What to produce
Your answer must be the records below, printed exactly.
---------- Extracted material ----------
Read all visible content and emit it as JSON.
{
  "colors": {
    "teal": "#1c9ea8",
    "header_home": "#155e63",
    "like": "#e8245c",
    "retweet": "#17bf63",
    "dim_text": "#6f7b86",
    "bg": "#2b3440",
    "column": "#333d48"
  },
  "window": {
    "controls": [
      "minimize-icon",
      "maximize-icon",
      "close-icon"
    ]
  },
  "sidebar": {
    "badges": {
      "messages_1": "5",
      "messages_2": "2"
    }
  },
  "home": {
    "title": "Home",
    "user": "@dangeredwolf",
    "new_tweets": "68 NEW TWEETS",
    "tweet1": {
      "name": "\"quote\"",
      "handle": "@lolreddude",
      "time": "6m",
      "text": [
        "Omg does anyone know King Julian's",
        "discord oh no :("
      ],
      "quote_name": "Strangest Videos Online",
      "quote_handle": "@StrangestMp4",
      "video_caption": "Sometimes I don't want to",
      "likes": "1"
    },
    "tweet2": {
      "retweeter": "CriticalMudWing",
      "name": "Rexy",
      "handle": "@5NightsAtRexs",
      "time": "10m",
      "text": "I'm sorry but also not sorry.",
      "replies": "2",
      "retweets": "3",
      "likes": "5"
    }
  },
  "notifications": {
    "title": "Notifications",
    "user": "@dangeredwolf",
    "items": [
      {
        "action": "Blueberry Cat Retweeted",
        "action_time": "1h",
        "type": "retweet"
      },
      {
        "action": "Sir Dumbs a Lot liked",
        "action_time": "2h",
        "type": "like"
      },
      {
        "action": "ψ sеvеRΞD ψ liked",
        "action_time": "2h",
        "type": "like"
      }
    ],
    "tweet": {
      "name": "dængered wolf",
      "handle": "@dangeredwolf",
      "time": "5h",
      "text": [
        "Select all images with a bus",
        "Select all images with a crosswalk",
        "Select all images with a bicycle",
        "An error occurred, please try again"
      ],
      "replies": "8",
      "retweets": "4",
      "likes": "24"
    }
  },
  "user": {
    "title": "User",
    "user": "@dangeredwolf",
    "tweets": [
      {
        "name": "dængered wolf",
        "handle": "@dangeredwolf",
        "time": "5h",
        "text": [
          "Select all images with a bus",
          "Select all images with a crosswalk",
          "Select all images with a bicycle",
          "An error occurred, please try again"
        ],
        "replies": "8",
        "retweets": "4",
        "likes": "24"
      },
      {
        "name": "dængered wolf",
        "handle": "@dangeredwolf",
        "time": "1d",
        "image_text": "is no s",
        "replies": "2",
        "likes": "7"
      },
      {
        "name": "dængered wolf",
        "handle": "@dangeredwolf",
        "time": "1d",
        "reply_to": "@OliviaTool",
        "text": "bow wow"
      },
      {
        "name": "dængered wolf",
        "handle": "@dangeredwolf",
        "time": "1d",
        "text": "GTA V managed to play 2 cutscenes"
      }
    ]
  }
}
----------
Response below
Read all visible content and emit it as JSON.
{
  "colors": {
    "teal": "#1c9ea8",
    "header_home": "#155e63",
    "like": "#e8245c",
    "retweet": "#17bf63",
    "dim_text": "#6f7b86",
    "bg": "#2b3440",
    "column": "#333d48"
  },
  "window": {
    "controls": [
      "minimize-icon",
      "maximize-icon",
      "close-icon"
    ]
  },
  "sidebar": {
    "badges": {
      "messages_1": "5",
      "messages_2": "2"
    }
  },
  "home": {
    "title": "Home",
    "user": "@dangeredwolf",
    "new_tweets": "68 NEW TWEETS",
    "tweet1": {
      "name": "\"quote\"",
      "handle": "@lolreddude",
      "time": "6m",
      "text": [
        "Omg does anyone know King Julian's",
        "discord oh no :("
      ],
      "quote_name": "Strangest Videos Online",
      "quote_handle": "@StrangestMp4",
      "video_caption": "Sometimes I don't want to",
      "likes": "1"
    },
    "tweet2": {
      "retweeter": "CriticalMudWing",
      "name": "Rexy",
      "handle": "@5NightsAtRexs",
      "time": "10m",
      "text": "I'm sorry but also not sorry.",
      "replies": "2",
      "retweets": "3",
      "likes": "5"
    }
  },
  "notifications": {
    "title": "Notifications",
    "user": "@dangeredwolf",
    "items": [
      {
        "action": "Blueberry Cat Retweeted",
        "action_time": "1h",
        "type": "retweet"
      },
      {
        "action": "Sir Dumbs a Lot liked",
        "action_time": "2h",
        "type": "like"
      },
      {
        "action": "ψ sеvеRΞD ψ liked",
        "action_time": "2h",
        "type": "like"
      }
    ],
    "tweet": {
      "name": "dængered wolf",
      "handle": "@dangeredwolf",
      "time": "5h",
      "text": [
        "Select all images with a bus",
        "Select all images with a crosswalk",
        "Select all images with a bicycle",
        "An error occurred, please try again"
      ],
      "replies": "8",
      "retweets": "4",
      "likes": "24"
    }
  },
  "user": {
    "title": "User",
    "user": "@dangeredwolf",
    "tweets": [
      {
        "name": "dængered wolf",
        "handle": "@dangeredwolf",
        "time": "5h",
        "text": [
          "Select all images with a bus",
          "Select all images with a crosswalk",
          "Select all images with a bicycle",
          "An error occurred, please try again"
        ],
        "replies": "8",
        "retweets": "4",
        "likes": "24"
      },
      {
        "name": "dængered wolf",
        "handle": "@dangeredwolf",
        "time": "1d",
        "image_text": "is no s",
        "replies": "2",
        "likes": "7"
      },
      {
        "name": "dængered wolf",
        "handle": "@dangeredwolf",
        "time": "1d",
        "reply_to": "@OliviaTool",
        "text": "bow wow"
      },
      {
        "name": "dængered wolf",
        "handle": "@dangeredwolf",
        "time": "1d",
        "text": "GTA V managed to play 2 cutscenes"
      }
    ]
  }
}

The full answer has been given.